ACRAD25 – Report Turnaround Time: Mammography

Measure Title: Report Turnaround Time: Mammography

Measure Description Mean mammography report turnaround time (RTAT).

Denominator: Total number of mammography exams completed

Numerator: Mean time from exam completion to final signature on report, in hours

Denominator Exclusions: None

Denominator Exceptions: None

Numerator Exclusions: None

Published Specialty: Radiology

High Priority Measure: Yes

Measure Type: Outcome

Include Telehealth: No

Inverse Measure: Yes

Proportional Measure: No

Continuous Variable Measure: Yes

Ratio Measure: No

Score Range: Continuous Variable range of scores: 0.00-9999.00
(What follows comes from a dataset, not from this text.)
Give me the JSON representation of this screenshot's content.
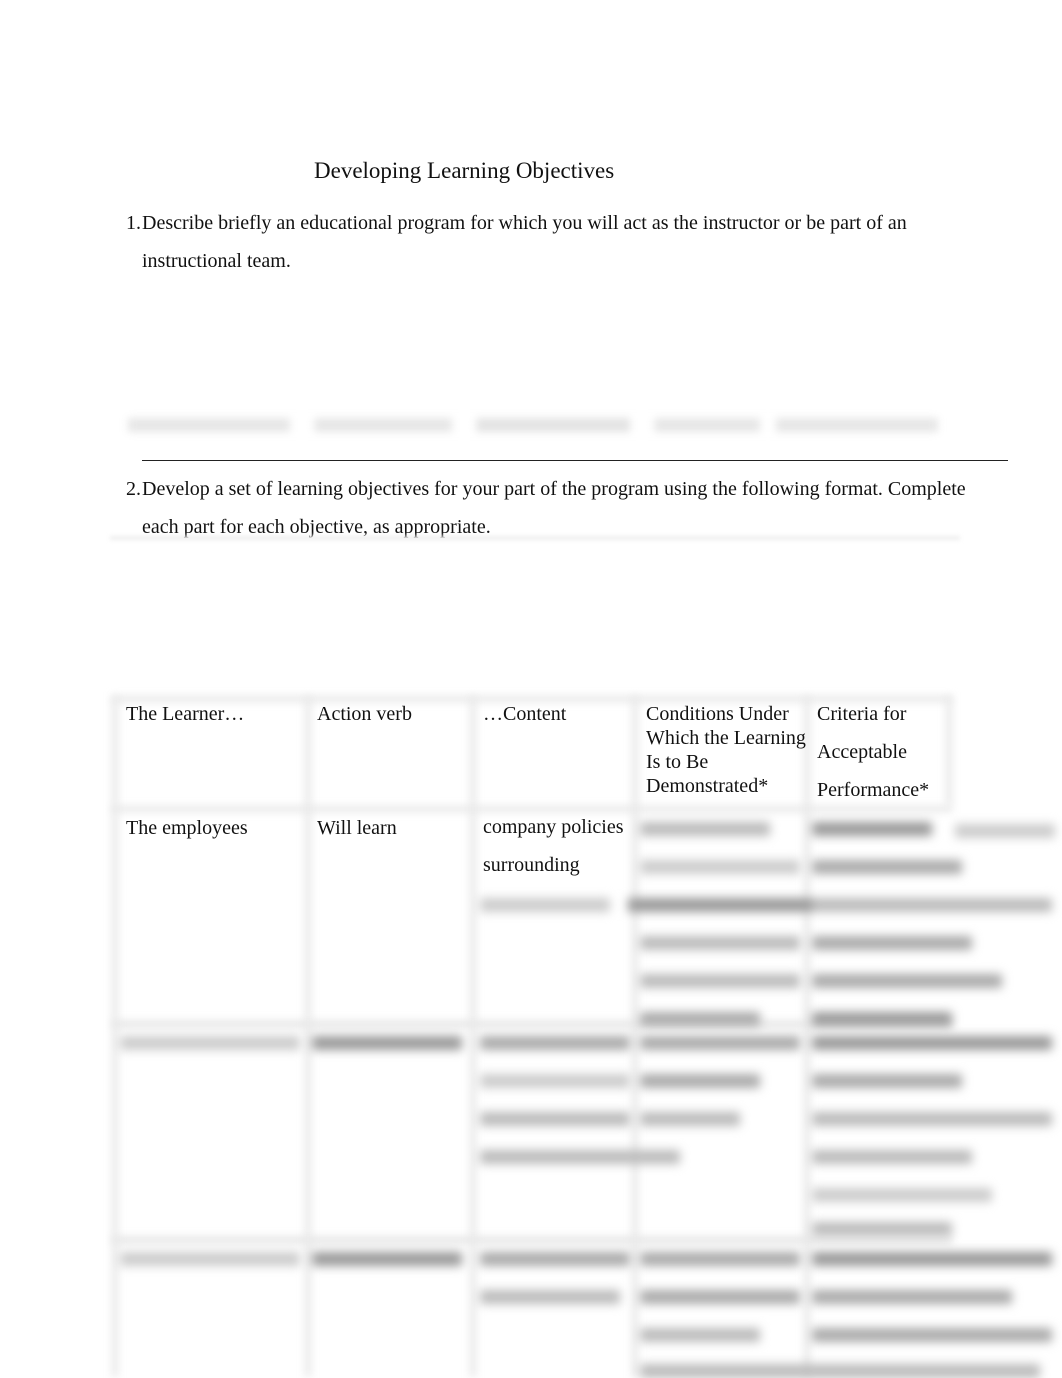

Number of Performance Rates: 1

Performance Rate Description: Mean mammography report turnaround time (RTAT).

Risk Adjusted Status: No

MIPS Reporting Options: Traditional MIPS

Care Setting: Ambulatory; Emergency Department and Services; Hospital Inpatient; Hospital Outpatient; Imaging Facility

Clinical Recommendation Statement: This measure was approved by CMS for QCDR inclusion in 2017.

The written imaging report is a key method for providing diagnostic interpretation to referring clinicians from radiologists. Timely final imaging reports support informed and efficient decision making for treatment plans by referring physicians, and ultimately the delivery of care to patients. While important to timely treatment and potentially better health outcomes, short turnaround of reports also improves patients’ experience with care, cuts input costs, and improves the throughput of imaging exams. Rapid turnaround time (TAT) of reports is especially important to patient care provided in the emergency department (ED). These measures encompass all settings, enabling quality improvement in each. While the definition of timeliness depends on setting or site characteristics, using comparative benchmarks from registry data provides radiologists with transparent feedback to optimize TAT at their sites. The American Board of Radiology includes “”turnaround time”” as one category from which radiologists may select to conduct a practice quality improvement (Part IV) for continued Maintenance of Certification.

References:
1. ACR Practice Guideline for Communication of Diagnostic Imaging Findings
http://www.acr.org/~/media/ACR/Documents/PGTS/guidelines/Comm_Diag_Imaging.pdf
2. Janet L. Strife, Larry E. Kun, Gary J. Becker, N. Reed Dunnick, Jennifer Bosma, Robert R. Hattery.
The American Board of Radiology Perspective on Maintenance of Certification: Part IV—Practice
Quality Improvement for Diagnostic Radiology , 2007, Vol.243: 309- 313,
10.1148/radiol.2432061954
3. Kruskal JB, Anderson S, Yam CS, Sosna J. Strategies for establishing a comprehensive quality
and performance improvement program in a radiology department. Radiographic. 2009
Mar- Apr;29(2):315-29. doi: 10.114 /rg.292085090. Epub 2009 Jan 23. PubMed PMID:
19168762.
4. Reiner BI. The challenges, opportunities, and imperative of structured reporting in medical
imaging. J Digit Imaging. 2009 Dec;22(6):562-8. doi: 10.1007/s10278-009-9239-z. Review.
PubMed PMID: 19816742; PubMed Central PMCID:PMC2782125.
5. Swensen SJ, Johnson CD. Radiology quality and safety: mapping value into radiology. J Am
Coll Radiol 2005;2:992-1000.
6. Towbin AJ, Iyer SB, Brown J, Varadarajan K, Perry LA, Larson DB. Practice policy and quality
initiatives: decreasing variability in turnaround time for radiographic studies from the
emergency department. Radiographic. 2013 Mar-Apr;33(2):361-71. doi:
10.1148/rg.332125738. PubMed PMID: 23479701.

Measure Rationale: The written imaging report is a key method for providing diagnostic interpretation to referring clinicians from radiologists. Timely final imaging reports support informed and efficient decision making for treatment plans by referring physicians, and ultimately the delivery of care to patients. While important to timely treatment and potentially better health outcomes, short turnaround of reports also improves patients’ experience with care, cuts input costs, and improves the throughput of imaging exams. Rapid turnaround time (TAT) of reports is especially important to patient care provided in the emergency department (ED). These measures encompass all settings, enabling quality improvement in each. While the definition of timeliness depends on setting or site characteristics, using comparative benchmarks from registry data provides radiologists with transparent feedback to optimize TAT at their sites. The American Board of Radiology includes “”turnaround time”” as one category from which radiologists may select to conduct a practice quality improvement (Part IV) for continued Maintenance of
Certification.


Tags

QCDR-2024